Task brief
For the listing below, work out the number of lines that hold "Windows" and return that number alone.

Available data
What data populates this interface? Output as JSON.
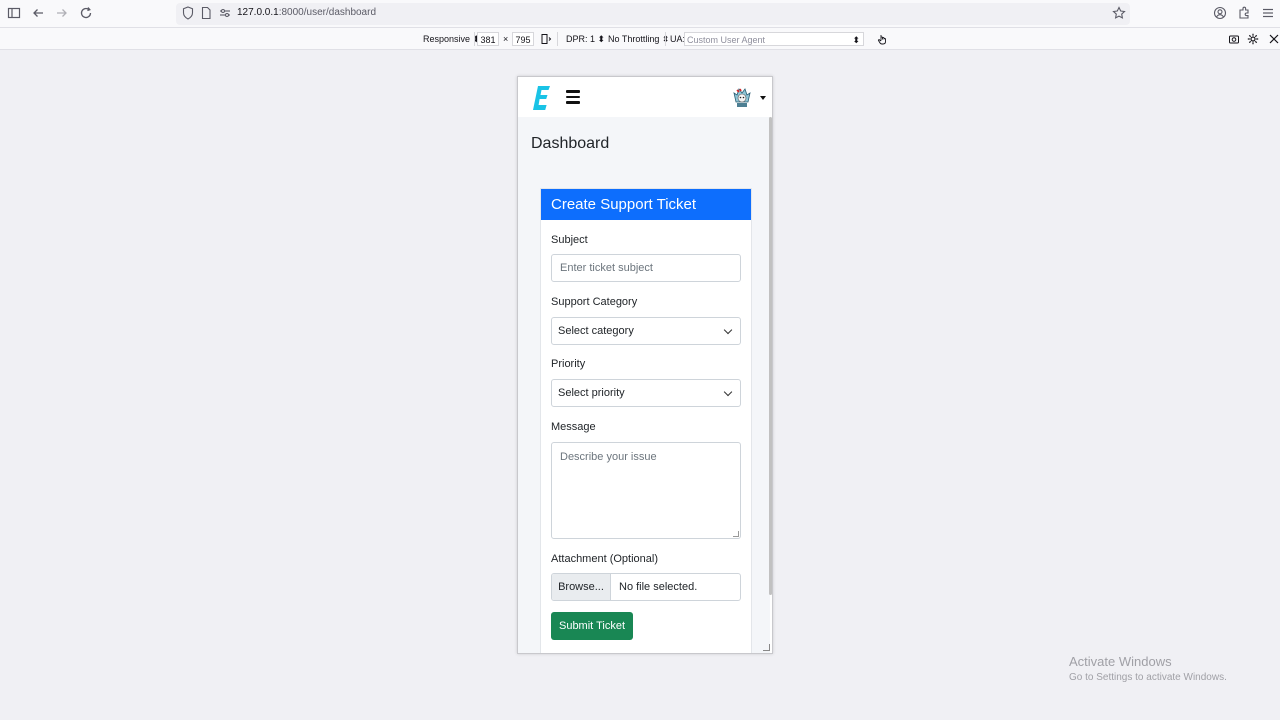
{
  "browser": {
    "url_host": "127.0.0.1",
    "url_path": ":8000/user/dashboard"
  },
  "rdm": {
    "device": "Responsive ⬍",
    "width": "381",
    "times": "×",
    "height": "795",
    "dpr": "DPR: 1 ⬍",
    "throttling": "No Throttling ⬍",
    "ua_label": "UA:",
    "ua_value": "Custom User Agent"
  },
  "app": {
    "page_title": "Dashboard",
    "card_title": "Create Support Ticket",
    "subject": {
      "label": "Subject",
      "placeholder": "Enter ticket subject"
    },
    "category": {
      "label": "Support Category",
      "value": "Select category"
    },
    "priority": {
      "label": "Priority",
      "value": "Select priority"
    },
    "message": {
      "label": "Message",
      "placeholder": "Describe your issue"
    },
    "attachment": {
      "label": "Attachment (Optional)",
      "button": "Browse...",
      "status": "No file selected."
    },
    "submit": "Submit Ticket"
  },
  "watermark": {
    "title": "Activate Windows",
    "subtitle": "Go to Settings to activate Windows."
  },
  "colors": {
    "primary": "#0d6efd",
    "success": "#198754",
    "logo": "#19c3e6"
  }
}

Expected answer
2